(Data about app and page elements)

━━━━━━━━

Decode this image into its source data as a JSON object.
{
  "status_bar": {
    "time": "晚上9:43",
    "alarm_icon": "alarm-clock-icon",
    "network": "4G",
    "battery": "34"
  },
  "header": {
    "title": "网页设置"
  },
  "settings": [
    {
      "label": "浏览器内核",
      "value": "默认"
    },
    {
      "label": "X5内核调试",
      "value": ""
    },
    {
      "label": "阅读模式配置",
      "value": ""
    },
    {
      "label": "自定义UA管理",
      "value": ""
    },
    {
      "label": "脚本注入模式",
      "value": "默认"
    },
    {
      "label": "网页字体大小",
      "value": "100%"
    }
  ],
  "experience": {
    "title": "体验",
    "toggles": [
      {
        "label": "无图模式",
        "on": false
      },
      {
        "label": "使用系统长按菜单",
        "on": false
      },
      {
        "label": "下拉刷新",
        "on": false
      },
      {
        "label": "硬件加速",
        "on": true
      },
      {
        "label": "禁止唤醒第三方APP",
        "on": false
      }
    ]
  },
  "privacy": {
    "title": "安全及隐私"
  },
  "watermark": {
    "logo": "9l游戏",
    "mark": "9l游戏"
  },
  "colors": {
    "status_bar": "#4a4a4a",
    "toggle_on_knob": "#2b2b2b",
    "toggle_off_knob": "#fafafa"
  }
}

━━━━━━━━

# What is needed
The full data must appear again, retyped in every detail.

# Written answer
Decode this image into its source data as a JSON object.
{
  "status_bar": {
    "time": "晚上9:43",
    "alarm_icon": "alarm-clock-icon",
    "network": "4G",
    "battery": "34"
  },
  "header": {
    "title": "网页设置"
  },
  "settings": [
    {
      "label": "浏览器内核",
      "value": "默认"
    },
    {
      "label": "X5内核调试",
      "value": ""
    },
    {
      "label": "阅读模式配置",
      "value": ""
    },
    {
      "label": "自定义UA管理",
      "value": ""
    },
    {
      "label": "脚本注入模式",
      "value": "默认"
    },
    {
      "label": "网页字体大小",
      "value": "100%"
    }
  ],
  "experience": {
    "title": "体验",
    "toggles": [
      {
        "label": "无图模式",
        "on": false
      },
      {
        "label": "使用系统长按菜单",
        "on": false
      },
      {
        "label": "下拉刷新",
        "on": false
      },
      {
        "label": "硬件加速",
        "on": true
      },
      {
        "label": "禁止唤醒第三方APP",
        "on": false
      }
    ]
  },
  "privacy": {
    "title": "安全及隐私"
  },
  "watermark": {
    "logo": "9l游戏",
    "mark": "9l游戏"
  },
  "colors": {
    "status_bar": "#4a4a4a",
    "toggle_on_knob": "#2b2b2b",
    "toggle_off_knob": "#fafafa"
  }
}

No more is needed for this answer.